= EXERCISE =
Please return every record exactly, with no pictures included.

*** INFORMATION GIVEN Section Begins ***

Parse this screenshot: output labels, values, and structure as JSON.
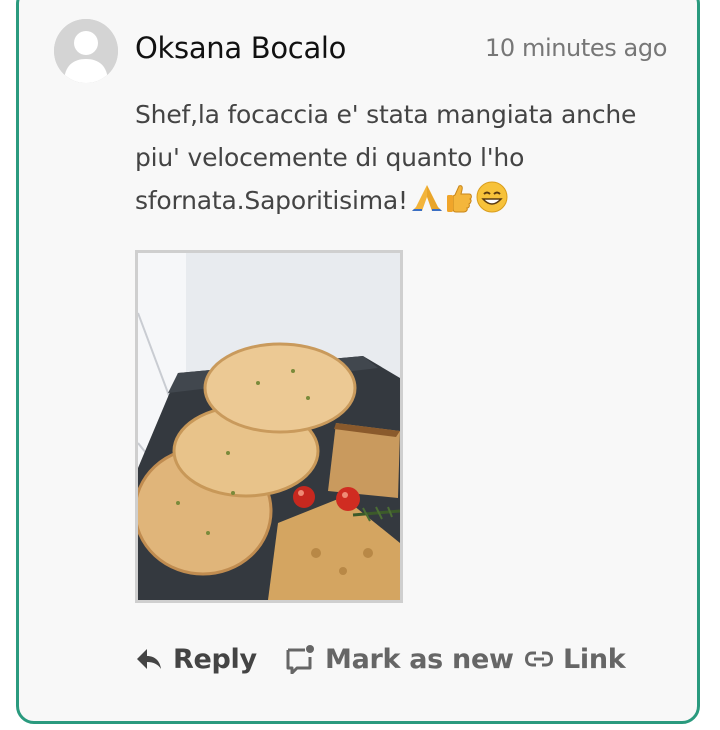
{
  "comment": {
    "author": "Oksana Bocalo",
    "timestamp": "10 minutes ago",
    "text": "Shef,la focaccia e' stata mangiata anche piu' velocemente di quanto l'ho sfornata.Saporitisima!",
    "emojis": [
      "folded-hands",
      "thumbs-up",
      "grinning-face"
    ],
    "attachment_icon": "focaccia-photo"
  },
  "actions": {
    "reply_label": "Reply",
    "mark_new_label": "Mark as new",
    "link_label": "Link"
  },
  "colors": {
    "border": "#2a9a7e",
    "card_background": "#f8f8f8",
    "text": "#444444",
    "muted": "#777777"
  }
}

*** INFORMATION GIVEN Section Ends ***

= RESPONSE TO THE EXERCISE =
Parse this screenshot: output labels, values, and structure as JSON.
{
  "comment": {
    "author": "Oksana Bocalo",
    "timestamp": "10 minutes ago",
    "text": "Shef,la focaccia e' stata mangiata anche piu' velocemente di quanto l'ho sfornata.Saporitisima!",
    "emojis": [
      "folded-hands",
      "thumbs-up",
      "grinning-face"
    ],
    "attachment_icon": "focaccia-photo"
  },
  "actions": {
    "reply_label": "Reply",
    "mark_new_label": "Mark as new",
    "link_label": "Link"
  },
  "colors": {
    "border": "#2a9a7e",
    "card_background": "#f8f8f8",
    "text": "#444444",
    "muted": "#777777"
  }
}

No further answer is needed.